### Exercise details
All lines that hold the string "helper" should be copied. Find them in the listing below.

──────── Provided entries

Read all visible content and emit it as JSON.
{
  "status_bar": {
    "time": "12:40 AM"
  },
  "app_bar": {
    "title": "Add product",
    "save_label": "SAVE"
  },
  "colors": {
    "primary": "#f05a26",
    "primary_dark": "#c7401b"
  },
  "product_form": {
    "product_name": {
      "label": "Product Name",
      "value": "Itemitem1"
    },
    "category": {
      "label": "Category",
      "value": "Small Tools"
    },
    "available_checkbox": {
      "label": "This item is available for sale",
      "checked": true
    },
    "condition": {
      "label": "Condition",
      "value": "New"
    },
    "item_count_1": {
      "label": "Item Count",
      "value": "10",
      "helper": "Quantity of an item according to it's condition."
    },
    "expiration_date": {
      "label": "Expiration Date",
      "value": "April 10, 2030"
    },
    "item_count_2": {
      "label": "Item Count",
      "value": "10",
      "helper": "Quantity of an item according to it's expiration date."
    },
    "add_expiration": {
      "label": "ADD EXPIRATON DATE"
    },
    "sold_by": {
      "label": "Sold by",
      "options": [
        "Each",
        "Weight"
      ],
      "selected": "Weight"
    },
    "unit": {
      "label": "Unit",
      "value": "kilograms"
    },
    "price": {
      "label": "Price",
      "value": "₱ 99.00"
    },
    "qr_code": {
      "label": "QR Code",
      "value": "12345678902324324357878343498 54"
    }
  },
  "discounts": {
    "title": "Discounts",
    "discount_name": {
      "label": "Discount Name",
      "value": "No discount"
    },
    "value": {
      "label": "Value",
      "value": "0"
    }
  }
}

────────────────

### Answer
      "helper": "Quantity of an item according to it's condition."
      "helper": "Quantity of an item according to it's expiration date."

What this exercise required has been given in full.